PROBLEM: Nothing but the records themselves, exactly as written, should appear in the reply; leave out the pictures.

Dataset rows describing interfaces:
- - - - -
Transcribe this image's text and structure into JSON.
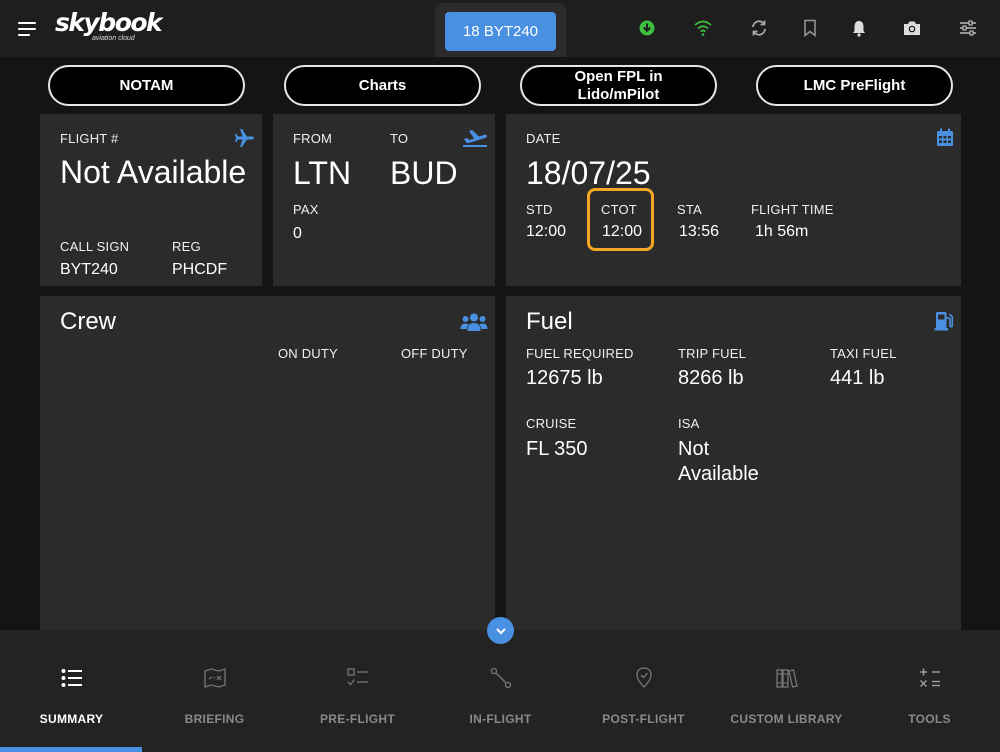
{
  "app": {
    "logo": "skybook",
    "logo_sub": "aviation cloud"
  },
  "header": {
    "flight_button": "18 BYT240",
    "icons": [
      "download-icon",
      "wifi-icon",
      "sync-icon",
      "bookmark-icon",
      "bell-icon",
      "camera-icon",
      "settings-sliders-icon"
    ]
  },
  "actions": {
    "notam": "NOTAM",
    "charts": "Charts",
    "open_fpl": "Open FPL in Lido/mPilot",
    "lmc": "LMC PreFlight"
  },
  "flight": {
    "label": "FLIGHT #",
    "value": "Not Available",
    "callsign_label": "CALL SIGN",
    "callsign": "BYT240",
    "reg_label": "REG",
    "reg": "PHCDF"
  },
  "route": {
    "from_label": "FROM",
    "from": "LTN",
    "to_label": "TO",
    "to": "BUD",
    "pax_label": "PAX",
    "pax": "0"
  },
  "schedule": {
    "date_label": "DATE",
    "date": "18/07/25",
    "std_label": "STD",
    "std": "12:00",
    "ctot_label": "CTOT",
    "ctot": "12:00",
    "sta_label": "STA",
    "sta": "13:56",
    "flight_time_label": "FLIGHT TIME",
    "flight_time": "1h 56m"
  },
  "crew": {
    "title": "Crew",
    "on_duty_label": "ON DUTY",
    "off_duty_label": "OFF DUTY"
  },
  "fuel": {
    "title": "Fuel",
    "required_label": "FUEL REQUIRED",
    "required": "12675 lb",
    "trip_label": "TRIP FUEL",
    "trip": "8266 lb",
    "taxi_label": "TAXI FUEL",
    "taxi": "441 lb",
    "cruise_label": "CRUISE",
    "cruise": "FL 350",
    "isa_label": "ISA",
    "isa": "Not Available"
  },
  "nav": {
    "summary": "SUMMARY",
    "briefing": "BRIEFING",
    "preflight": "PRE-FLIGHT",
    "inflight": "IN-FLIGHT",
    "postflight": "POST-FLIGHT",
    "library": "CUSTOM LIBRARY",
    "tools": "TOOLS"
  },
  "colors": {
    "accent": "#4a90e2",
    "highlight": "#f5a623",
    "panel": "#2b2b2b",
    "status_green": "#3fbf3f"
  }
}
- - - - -
EXERCISE SOLUTION:
Transcribe this image's text and structure into JSON.
{
  "app": {
    "logo": "skybook",
    "logo_sub": "aviation cloud"
  },
  "header": {
    "flight_button": "18 BYT240",
    "icons": [
      "download-icon",
      "wifi-icon",
      "sync-icon",
      "bookmark-icon",
      "bell-icon",
      "camera-icon",
      "settings-sliders-icon"
    ]
  },
  "actions": {
    "notam": "NOTAM",
    "charts": "Charts",
    "open_fpl": "Open FPL in Lido/mPilot",
    "lmc": "LMC PreFlight"
  },
  "flight": {
    "label": "FLIGHT #",
    "value": "Not Available",
    "callsign_label": "CALL SIGN",
    "callsign": "BYT240",
    "reg_label": "REG",
    "reg": "PHCDF"
  },
  "route": {
    "from_label": "FROM",
    "from": "LTN",
    "to_label": "TO",
    "to": "BUD",
    "pax_label": "PAX",
    "pax": "0"
  },
  "schedule": {
    "date_label": "DATE",
    "date": "18/07/25",
    "std_label": "STD",
    "std": "12:00",
    "ctot_label": "CTOT",
    "ctot": "12:00",
    "sta_label": "STA",
    "sta": "13:56",
    "flight_time_label": "FLIGHT TIME",
    "flight_time": "1h 56m"
  },
  "crew": {
    "title": "Crew",
    "on_duty_label": "ON DUTY",
    "off_duty_label": "OFF DUTY"
  },
  "fuel": {
    "title": "Fuel",
    "required_label": "FUEL REQUIRED",
    "required": "12675 lb",
    "trip_label": "TRIP FUEL",
    "trip": "8266 lb",
    "taxi_label": "TAXI FUEL",
    "taxi": "441 lb",
    "cruise_label": "CRUISE",
    "cruise": "FL 350",
    "isa_label": "ISA",
    "isa": "Not Available"
  },
  "nav": {
    "summary": "SUMMARY",
    "briefing": "BRIEFING",
    "preflight": "PRE-FLIGHT",
    "inflight": "IN-FLIGHT",
    "postflight": "POST-FLIGHT",
    "library": "CUSTOM LIBRARY",
    "tools": "TOOLS"
  },
  "colors": {
    "accent": "#4a90e2",
    "highlight": "#f5a623",
    "panel": "#2b2b2b",
    "status_green": "#3fbf3f"
  }
}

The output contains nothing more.